Bol Riing Mourwel was appointed as the new director of the state-owned oil company Nilepet.

Athian was the country’s deputy finance minister and served until July 27 went he was fired by the President to be replaced by Goc Makuac.

The decree did not state why the three were dismissed.

However, an economic crisis committee formed by President Salva Kiir in August recommended that reforms are made  within the country’s financial systems after the central bank announced that it ran out of foreign exchange reserve.

The country is in a mid of an alarming economic crisis with government officials including the now ex-finance minister announcing at some points that the country cannot control the foreign currency prices at the parallel market.

$1 is traded between SSP 490 and SSP 500 at the parallel market as of this afternoon in Juba.

Public servants have entered the fifth month without salaries with trade minister Kuol Athian saying this week that the country could not afford to pay workers due to corruption, COVID-19 effects and decline of oil prices at the international market.

Government says it will not allow transfers that exceed $10,000 outside the country

South Sudan petroleum minister Puot Kang Chuol addressing journalists following a meeting of the Economic Crisis Management Committee (ECMC) in Juba on Tuesday [Photo by SSBC]

South Sudan petroleum minister Puot Kang Chuol addressing journalists following a meeting of the Economic Crisis Management Committee (ECMC) in Juba on Tuesday [Photo by SSBC]

JUBA – South Sudan government has announced that it will not allow transfers of amount exceeding $10,000 to destinations outside the country, according to the petroleum minister Puot Kang Chuol.

The announcement by the Economic Crisis Management  Committee (ECMC) comes as the country’s economy sees setbacks caused by corruption, decline of oil prices and the coronavirus pandemic.

“Transfers to destinations outside the country should not exceed 1000 US dollars. This is basically to say if you want to send money outside South Sudan, it must not exceed 10,000 US dollars otherwise you will explain why you are sending such a huge amount,” Puot who is also the spokesman of the ECMC told reporters on Tuesday.

The senior government official said those involved in transfers must declare the transactions and that all transactions must be carried out through banking system.

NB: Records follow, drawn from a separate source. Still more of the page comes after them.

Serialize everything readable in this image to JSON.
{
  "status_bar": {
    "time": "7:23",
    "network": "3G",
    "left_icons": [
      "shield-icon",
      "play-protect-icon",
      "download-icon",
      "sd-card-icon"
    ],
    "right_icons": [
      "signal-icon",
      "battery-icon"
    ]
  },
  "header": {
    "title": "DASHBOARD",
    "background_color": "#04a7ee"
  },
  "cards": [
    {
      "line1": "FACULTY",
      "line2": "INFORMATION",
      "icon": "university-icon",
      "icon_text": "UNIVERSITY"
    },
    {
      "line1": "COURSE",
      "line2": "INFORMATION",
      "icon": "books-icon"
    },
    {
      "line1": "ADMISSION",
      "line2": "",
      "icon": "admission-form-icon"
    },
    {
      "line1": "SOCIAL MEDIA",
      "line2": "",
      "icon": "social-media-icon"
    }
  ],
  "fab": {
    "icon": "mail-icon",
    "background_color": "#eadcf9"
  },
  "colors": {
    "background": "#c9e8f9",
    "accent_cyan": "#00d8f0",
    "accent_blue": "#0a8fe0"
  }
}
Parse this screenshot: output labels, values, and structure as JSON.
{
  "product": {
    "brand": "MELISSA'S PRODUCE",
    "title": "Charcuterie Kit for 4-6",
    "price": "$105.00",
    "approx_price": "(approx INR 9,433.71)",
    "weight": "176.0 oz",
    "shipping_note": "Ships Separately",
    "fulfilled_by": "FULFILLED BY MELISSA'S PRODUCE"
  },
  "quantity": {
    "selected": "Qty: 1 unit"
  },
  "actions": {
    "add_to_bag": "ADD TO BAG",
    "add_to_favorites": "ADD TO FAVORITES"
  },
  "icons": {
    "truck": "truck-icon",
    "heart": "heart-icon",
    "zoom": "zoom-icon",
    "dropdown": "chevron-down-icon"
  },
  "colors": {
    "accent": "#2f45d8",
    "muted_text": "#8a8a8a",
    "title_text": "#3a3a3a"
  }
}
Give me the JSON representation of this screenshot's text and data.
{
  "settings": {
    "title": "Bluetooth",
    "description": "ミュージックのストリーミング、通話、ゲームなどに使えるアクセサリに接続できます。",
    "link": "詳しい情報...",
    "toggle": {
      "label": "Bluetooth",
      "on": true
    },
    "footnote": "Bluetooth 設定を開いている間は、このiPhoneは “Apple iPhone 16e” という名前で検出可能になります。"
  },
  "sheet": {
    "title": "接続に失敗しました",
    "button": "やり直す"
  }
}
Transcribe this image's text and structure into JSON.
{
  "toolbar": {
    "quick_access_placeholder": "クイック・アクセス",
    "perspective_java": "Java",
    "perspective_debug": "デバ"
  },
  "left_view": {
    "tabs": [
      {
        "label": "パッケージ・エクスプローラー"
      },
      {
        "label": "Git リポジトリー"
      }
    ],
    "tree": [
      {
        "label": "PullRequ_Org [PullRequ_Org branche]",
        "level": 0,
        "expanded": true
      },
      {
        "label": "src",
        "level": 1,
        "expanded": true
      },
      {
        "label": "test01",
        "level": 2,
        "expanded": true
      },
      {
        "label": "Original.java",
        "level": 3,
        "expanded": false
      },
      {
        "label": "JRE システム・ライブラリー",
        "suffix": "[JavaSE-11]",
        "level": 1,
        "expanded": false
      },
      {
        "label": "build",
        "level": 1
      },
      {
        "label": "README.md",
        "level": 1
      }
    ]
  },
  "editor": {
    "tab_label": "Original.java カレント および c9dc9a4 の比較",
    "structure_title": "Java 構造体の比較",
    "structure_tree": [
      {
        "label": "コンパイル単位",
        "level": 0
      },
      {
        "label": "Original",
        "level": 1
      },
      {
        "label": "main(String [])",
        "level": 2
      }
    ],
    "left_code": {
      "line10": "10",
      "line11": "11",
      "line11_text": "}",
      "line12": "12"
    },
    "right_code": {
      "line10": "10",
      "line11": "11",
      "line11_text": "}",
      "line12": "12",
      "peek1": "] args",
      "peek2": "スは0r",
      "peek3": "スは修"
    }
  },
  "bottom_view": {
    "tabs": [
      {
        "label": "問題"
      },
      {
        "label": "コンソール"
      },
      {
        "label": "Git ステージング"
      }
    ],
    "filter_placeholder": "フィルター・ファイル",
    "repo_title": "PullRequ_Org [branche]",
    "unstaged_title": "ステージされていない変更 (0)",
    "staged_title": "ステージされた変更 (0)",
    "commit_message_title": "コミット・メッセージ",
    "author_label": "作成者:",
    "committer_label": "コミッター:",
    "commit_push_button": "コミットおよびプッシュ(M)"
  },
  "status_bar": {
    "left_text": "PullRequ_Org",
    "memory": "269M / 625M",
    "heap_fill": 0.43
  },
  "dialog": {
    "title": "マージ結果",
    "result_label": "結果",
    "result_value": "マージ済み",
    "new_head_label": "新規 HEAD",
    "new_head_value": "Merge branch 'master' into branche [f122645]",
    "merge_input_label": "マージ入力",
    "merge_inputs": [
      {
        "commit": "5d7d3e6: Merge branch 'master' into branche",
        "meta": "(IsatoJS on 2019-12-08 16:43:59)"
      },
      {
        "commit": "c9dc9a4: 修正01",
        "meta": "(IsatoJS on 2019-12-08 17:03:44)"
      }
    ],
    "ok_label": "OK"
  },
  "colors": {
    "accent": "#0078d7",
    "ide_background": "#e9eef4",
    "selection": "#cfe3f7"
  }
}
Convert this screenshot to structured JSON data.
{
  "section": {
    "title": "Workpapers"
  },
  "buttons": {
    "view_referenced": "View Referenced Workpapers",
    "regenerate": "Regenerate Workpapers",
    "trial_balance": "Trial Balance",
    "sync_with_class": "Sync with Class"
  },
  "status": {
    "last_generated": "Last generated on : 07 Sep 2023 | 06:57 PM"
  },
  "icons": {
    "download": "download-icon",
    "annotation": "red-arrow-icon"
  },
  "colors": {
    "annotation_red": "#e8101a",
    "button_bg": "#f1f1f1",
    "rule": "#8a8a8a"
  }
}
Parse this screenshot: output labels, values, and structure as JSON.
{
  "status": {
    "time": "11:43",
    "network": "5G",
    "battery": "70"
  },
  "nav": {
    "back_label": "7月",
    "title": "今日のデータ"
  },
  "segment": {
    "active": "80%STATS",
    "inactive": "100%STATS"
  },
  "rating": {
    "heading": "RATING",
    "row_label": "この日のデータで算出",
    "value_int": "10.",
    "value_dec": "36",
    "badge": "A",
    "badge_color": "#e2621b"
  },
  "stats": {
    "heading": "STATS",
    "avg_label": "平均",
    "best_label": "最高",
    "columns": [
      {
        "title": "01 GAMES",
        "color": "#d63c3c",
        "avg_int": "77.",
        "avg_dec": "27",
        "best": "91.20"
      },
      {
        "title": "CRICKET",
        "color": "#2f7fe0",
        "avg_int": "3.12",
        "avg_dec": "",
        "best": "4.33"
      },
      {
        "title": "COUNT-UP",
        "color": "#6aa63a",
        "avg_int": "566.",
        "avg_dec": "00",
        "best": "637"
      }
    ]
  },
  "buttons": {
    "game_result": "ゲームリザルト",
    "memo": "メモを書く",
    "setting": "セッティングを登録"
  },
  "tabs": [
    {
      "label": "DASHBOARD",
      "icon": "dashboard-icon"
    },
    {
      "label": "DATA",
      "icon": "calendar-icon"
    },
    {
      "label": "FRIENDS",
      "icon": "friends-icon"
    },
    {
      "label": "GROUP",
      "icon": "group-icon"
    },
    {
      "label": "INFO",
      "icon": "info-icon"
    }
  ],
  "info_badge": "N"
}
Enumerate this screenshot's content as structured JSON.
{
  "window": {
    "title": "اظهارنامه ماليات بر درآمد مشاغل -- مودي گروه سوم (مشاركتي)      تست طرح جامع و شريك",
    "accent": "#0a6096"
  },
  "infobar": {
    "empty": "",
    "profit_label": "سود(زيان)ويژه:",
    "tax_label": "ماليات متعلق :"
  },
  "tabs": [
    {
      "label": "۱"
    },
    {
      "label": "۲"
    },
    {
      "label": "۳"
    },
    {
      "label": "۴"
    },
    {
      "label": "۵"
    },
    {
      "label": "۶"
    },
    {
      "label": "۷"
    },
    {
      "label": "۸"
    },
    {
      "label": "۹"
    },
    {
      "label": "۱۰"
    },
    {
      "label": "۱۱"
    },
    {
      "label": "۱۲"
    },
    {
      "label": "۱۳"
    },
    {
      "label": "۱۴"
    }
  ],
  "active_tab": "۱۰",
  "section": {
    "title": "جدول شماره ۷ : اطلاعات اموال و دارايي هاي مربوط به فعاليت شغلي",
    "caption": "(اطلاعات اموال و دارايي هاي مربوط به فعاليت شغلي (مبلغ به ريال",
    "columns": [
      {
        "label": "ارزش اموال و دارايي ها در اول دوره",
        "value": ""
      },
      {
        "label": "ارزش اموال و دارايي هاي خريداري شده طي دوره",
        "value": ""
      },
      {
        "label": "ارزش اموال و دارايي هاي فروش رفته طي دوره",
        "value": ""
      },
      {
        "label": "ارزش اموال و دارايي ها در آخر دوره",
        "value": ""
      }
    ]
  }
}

“All transfers into South Sudan should be announced as soon as transfers are done. We want all transfers to be declared,” he said.

“There must be declaration to that effect and the money must come in through banking system, not outside the banking system be it at the borders or the airports, we are instructing all security agencies not to allow any amount beyond this unless it is declared or it is for government purposes not individual purposes,” he further added.

Kiir vows to ‘address’ challenges facing South Sudanese students abroad – minister

Minister of higher education Gabriel Changson Lew Chang meeting President Salva Kiir Mayardit in J1 [Photo courtesy of the presidency]

Minister of higher education Gabriel Changson Lew Chang meeting President Salva Kiir Mayardit in J1 [Photo courtesy of the presidency]

JUBA – South Sudan President Salva Kiir Mayardit has vowed to address challenges facing South Sudanese students studying under government scholarship abroad, according to higher education minister Changson Gabriel Lew Chang.

This come during a meeting between Kiir and the minister at J1 this afternoon. The meeting according to Changson, the meeting between him and President Kiir discussed the many challenges facing students abroad.

“I met H.E the President of the Republic of South Sudan Salva Kiir Mayardit and raised to him the challenges facing our students abroad,”  Changson told the state-run South Sudan Broadcasting Corporation.

“The president has pledged to resolve and address some of the most complicated issues for our student because the COVID-19 has complicated many things including the source of income for the students’ families here back home,” he added.

In March, South Sudan’s high-level task-force released $3 million for South Sudanese students studying in most coronavirus-affected countries including Zimbabwe, Egypt, Ethiopia, Morocco, India, and China.

1 2 3 6